> WORK TO BE COMPLETED
In the data below, find each line containing the string "Output" and return it.

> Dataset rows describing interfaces
BEGIN

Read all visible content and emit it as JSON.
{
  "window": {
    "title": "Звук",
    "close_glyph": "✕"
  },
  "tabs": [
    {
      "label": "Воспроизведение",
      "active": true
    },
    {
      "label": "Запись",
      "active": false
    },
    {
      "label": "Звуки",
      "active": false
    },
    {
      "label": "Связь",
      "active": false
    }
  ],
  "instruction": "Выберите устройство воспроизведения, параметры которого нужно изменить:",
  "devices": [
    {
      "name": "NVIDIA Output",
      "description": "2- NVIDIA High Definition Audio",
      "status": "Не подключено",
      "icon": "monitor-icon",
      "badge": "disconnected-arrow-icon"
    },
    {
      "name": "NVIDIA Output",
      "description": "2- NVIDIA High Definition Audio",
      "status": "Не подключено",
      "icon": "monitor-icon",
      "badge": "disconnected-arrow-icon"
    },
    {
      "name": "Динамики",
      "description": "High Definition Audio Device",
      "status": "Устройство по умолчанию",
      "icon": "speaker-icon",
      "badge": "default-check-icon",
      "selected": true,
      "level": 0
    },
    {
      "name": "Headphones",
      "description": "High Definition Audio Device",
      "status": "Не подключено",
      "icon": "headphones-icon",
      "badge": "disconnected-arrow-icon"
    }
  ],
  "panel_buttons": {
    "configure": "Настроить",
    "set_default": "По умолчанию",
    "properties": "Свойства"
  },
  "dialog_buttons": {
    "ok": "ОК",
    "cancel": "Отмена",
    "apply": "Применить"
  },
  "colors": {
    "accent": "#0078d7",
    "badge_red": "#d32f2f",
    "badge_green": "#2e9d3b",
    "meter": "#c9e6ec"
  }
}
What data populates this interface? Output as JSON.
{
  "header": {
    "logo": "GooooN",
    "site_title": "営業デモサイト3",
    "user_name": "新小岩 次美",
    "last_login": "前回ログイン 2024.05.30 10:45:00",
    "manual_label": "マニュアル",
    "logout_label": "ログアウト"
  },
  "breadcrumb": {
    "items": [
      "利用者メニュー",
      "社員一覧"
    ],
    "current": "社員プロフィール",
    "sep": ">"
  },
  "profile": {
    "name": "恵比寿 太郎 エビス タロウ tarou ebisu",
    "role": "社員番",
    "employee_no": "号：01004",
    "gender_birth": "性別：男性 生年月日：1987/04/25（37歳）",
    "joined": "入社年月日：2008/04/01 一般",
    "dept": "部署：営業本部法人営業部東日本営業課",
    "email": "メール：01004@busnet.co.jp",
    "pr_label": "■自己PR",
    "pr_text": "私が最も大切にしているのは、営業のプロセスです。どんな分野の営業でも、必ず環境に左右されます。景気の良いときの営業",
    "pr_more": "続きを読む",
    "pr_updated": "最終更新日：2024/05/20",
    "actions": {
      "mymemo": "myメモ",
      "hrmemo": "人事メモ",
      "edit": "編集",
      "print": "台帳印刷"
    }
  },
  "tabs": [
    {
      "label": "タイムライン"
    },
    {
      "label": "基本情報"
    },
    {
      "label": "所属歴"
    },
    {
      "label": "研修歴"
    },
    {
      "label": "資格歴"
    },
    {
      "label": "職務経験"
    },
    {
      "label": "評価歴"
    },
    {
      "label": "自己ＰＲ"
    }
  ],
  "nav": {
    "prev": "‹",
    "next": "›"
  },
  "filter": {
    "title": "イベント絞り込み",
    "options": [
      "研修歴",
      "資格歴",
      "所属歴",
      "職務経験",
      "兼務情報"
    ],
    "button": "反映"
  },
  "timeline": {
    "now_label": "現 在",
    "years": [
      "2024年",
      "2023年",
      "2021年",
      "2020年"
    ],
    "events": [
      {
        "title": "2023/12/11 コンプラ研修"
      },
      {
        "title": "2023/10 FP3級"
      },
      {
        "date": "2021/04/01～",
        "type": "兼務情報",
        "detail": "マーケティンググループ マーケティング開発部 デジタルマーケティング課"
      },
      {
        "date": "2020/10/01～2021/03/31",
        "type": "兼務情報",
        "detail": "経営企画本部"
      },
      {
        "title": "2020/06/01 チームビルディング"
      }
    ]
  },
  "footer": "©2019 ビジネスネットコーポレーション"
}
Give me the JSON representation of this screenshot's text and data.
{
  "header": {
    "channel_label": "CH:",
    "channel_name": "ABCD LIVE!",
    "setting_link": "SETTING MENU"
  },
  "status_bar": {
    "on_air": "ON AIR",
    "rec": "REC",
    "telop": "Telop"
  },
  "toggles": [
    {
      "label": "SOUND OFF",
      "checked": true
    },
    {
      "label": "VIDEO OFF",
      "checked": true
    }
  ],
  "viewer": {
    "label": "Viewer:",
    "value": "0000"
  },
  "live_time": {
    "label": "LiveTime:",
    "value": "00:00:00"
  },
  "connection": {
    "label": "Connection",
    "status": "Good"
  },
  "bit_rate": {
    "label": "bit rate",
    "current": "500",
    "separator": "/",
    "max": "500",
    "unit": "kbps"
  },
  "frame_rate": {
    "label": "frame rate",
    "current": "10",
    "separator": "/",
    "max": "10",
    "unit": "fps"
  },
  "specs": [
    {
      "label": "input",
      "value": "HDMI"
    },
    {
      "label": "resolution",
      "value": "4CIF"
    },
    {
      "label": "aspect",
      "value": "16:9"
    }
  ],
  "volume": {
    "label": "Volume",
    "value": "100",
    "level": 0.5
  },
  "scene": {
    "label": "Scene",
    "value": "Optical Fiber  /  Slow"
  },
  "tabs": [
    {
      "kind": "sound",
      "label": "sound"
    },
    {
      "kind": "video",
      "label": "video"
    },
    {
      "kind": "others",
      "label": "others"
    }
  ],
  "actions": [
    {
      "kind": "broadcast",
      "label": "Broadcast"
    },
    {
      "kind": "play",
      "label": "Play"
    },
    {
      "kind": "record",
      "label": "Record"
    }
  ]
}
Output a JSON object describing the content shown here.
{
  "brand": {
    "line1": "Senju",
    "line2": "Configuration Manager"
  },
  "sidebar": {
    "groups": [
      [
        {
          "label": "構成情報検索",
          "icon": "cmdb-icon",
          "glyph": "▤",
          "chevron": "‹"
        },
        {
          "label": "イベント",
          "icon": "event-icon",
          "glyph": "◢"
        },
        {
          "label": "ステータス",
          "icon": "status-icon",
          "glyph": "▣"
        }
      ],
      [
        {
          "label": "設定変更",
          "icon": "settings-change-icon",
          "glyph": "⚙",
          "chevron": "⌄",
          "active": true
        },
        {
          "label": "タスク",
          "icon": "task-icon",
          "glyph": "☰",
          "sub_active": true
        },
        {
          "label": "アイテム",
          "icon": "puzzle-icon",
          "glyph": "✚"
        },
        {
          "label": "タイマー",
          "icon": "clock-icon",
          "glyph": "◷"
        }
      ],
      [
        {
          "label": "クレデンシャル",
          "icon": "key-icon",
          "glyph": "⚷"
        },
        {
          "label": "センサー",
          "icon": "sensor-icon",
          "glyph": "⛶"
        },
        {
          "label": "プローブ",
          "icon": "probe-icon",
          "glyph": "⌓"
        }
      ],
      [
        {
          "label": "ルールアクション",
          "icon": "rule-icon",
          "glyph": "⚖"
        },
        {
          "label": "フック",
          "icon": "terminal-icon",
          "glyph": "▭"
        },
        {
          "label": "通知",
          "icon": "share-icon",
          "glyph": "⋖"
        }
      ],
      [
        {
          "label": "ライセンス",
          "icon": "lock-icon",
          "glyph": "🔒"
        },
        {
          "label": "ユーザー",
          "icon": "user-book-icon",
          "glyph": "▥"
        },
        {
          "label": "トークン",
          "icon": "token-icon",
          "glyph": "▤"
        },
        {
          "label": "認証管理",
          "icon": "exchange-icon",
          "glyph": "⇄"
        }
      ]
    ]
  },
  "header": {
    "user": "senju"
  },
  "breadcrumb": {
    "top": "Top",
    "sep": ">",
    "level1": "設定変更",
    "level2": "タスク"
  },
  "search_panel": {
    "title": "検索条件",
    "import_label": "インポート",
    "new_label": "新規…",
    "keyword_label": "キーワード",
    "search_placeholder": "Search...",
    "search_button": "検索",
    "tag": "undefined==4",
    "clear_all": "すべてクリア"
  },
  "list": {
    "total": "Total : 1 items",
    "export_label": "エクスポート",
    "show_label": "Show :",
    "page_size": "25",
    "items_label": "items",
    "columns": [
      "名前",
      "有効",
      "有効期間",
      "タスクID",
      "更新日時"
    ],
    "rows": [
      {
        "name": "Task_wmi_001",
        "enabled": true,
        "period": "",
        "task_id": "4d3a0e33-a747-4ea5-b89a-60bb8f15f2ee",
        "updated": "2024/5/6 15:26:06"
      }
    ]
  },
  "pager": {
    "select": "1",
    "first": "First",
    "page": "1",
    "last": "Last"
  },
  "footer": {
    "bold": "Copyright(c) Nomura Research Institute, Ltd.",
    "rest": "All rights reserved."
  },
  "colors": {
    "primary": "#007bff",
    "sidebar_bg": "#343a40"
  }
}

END

> TASK ANSWER
      "name": "NVIDIA Output",
      "name": "NVIDIA Output",
What data populates this interface? Output as JSON.
Output a JSON object describing the content shown here.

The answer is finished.